(1) Every container used in the storage or transporting of anhydrous ammonia shall be provided with one or more safety relief valves of the spring-loaded type. The discharge from safety relief valves shall be vented away from the container, upward and unobstructed into the atmosphere. All safety relief valve discharge openings shall have raincaps that will allow free discharge of the vapor and prevent the entrance of water. Provision shall be made for draining condensation which may accumulate. The rate of discharge shall be in accordance with Table A.
(2) Container safety relief valves shall be set to start-to-discharge in relation to the design pressure of the container as follows:
department of transportation (as required by Hazardous Materials Regulations, section 173.315 (I-3 and 3) ) .
(3) Safety relief devices shall be constructed to discharge at not less than the rates required in ARM 4.12.710(1) before the pressure is in excess of 120 percent (not including the 10% tolerance referred to in ARA 4.12.710(2) of the maximum permitted start-to-discharge pressure setting of the device.
(4) Safety relief valves shall be arranged so the possibility of tampering will be minimized. If the pressure setting adjustment is external, the relief valve adjustment shall be sealed.

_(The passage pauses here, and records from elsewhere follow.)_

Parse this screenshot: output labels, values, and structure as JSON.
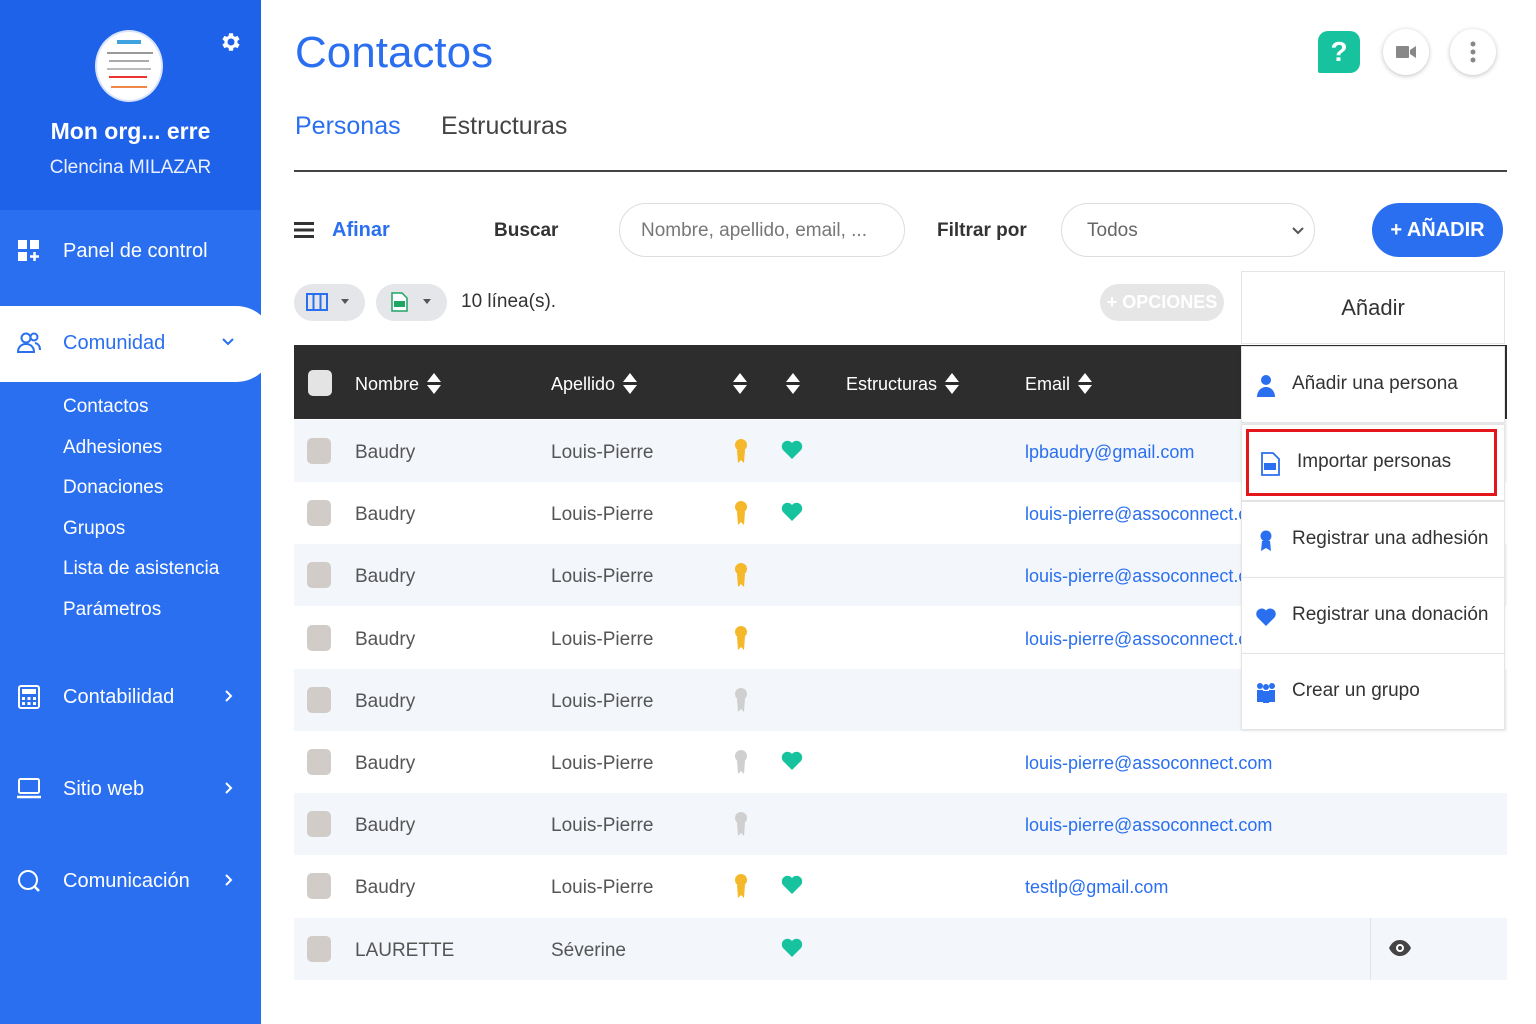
{
  "sidebar": {
    "org_name": "Mon org... erre",
    "user_name": "Clencina MILAZAR",
    "nav": [
      {
        "label": "Panel de control",
        "icon": "dashboard-icon"
      },
      {
        "label": "Comunidad",
        "icon": "community-icon",
        "active": true
      },
      {
        "label": "Contabilidad",
        "icon": "calculator-icon"
      },
      {
        "label": "Sitio web",
        "icon": "monitor-icon"
      },
      {
        "label": "Comunicación",
        "icon": "chat-icon"
      }
    ],
    "sub_items": [
      "Contactos",
      "Adhesiones",
      "Donaciones",
      "Grupos",
      "Lista de asistencia",
      "Parámetros"
    ]
  },
  "header": {
    "title": "Contactos",
    "help_label": "?",
    "tabs": [
      "Personas",
      "Estructuras"
    ]
  },
  "filters": {
    "afinar": "Afinar",
    "buscar": "Buscar",
    "search_placeholder": "Nombre, apellido, email, ...",
    "filtrar_por": "Filtrar por",
    "filter_value": "Todos",
    "add_button": "+ AÑADIR"
  },
  "toolbar": {
    "lines_count": "10 línea(s).",
    "opciones": "+ OPCIONES"
  },
  "table": {
    "headers": [
      "Nombre",
      "Apellido",
      "Estructuras",
      "Email"
    ],
    "rows": [
      {
        "nombre": "Baudry",
        "apellido": "Louis-Pierre",
        "medal": "gold",
        "heart": true,
        "email": "lpbaudry@gmail.com"
      },
      {
        "nombre": "Baudry",
        "apellido": "Louis-Pierre",
        "medal": "gold",
        "heart": true,
        "email": "louis-pierre@assoconnect.com"
      },
      {
        "nombre": "Baudry",
        "apellido": "Louis-Pierre",
        "medal": "gold",
        "heart": false,
        "email": "louis-pierre@assoconnect.com"
      },
      {
        "nombre": "Baudry",
        "apellido": "Louis-Pierre",
        "medal": "gold",
        "heart": false,
        "email": "louis-pierre@assoconnect.com"
      },
      {
        "nombre": "Baudry",
        "apellido": "Louis-Pierre",
        "medal": "gray",
        "heart": false,
        "email": ""
      },
      {
        "nombre": "Baudry",
        "apellido": "Louis-Pierre",
        "medal": "gray",
        "heart": true,
        "email": "louis-pierre@assoconnect.com"
      },
      {
        "nombre": "Baudry",
        "apellido": "Louis-Pierre",
        "medal": "gray",
        "heart": false,
        "email": "louis-pierre@assoconnect.com"
      },
      {
        "nombre": "Baudry",
        "apellido": "Louis-Pierre",
        "medal": "gold",
        "heart": true,
        "email": "testlp@gmail.com"
      },
      {
        "nombre": "LAURETTE",
        "apellido": "Séverine",
        "medal": "",
        "heart": true,
        "email": "",
        "eye": true
      }
    ]
  },
  "dropdown": {
    "title": "Añadir",
    "items": [
      {
        "label": "Añadir una persona",
        "icon": "person-icon"
      },
      {
        "label": "Importar personas",
        "icon": "import-file-icon",
        "highlighted": true
      },
      {
        "label": "Registrar una adhesión",
        "icon": "membership-icon"
      },
      {
        "label": "Registrar una donación",
        "icon": "heart-icon"
      },
      {
        "label": "Crear un grupo",
        "icon": "group-icon"
      }
    ]
  },
  "colors": {
    "primary": "#2a6ff0",
    "sidebar": "#2a6ff0",
    "help": "#17c39e",
    "heart": "#17c39e",
    "medal_gold": "#f5b82a",
    "highlight": "#e3161c"
  }
}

(5) Shutoff valves shall not be installed between the safety relief valves and the containers, except a shutoff valve may be used where the arrangement of this valve always affords required capacity flow through the relief valves. Examples:
(a) A three-way valve installed under two safety relief valves, each of which has the required rate of discharge and is so installed as to allow either of the safety valves to be closed, but does not allow both safety valves to be closed at the same time.
(b) Two separate relief valves are installed with individual shutoff valves. In this case, the two shutoff valve stems shall be mechanically interconnected in a manner which will allow full required flow of one safety relief valve at all times.
(c) A safety relief valve manifold which allows one valve of two, three, four, or more to be closed and the remaining valve(s) will provide not less than the rate of discharge to allow the proper cubic feet per minute of air in relation to tank capacity as shown in Table A.
(6) Safety relief valves shall have direct communication with the vapor space of the container.
(7) Each safety relief valve used with systems shall be plainly and permanently marked as follows:
(a) with the letters "AA" or the symbol "NH3";
(b) the pressure in psig at which the valve is set to start-to-discharge;
(c) the rate of discharge of the valve in cubic feet per minute of the air at 60 degrees F and atmospheric pressure (14.7 psia) ;
(d) the manufacturer's name and catalog number.
(8) The flow capacity of the safety relief valve shall not be restricted by any connection to it on either the upstream or downstream side.
(9) The manufacturer or supplier of a safety relief valve manifold shall furnish complete data showing the flow rating through the combined assembly of the manifold with safety relief valves installed.
(10) A hydrostatic relief valve, venting to atmosphere at a safe location, shall be installed between each pair of shutoff valves in an ammonia line where the liquid may be trapped, except when the hose or line is protected by an internal equalizing valve with a differential pressure so designed as to not exceed 50 psig. The start-to-discharge pressure of hydrostatic relief valves shall be not less than 350 psig and not in excess of 400 psig.
(11) Discharge from safety relief devices shall not terminate within or beneath any building.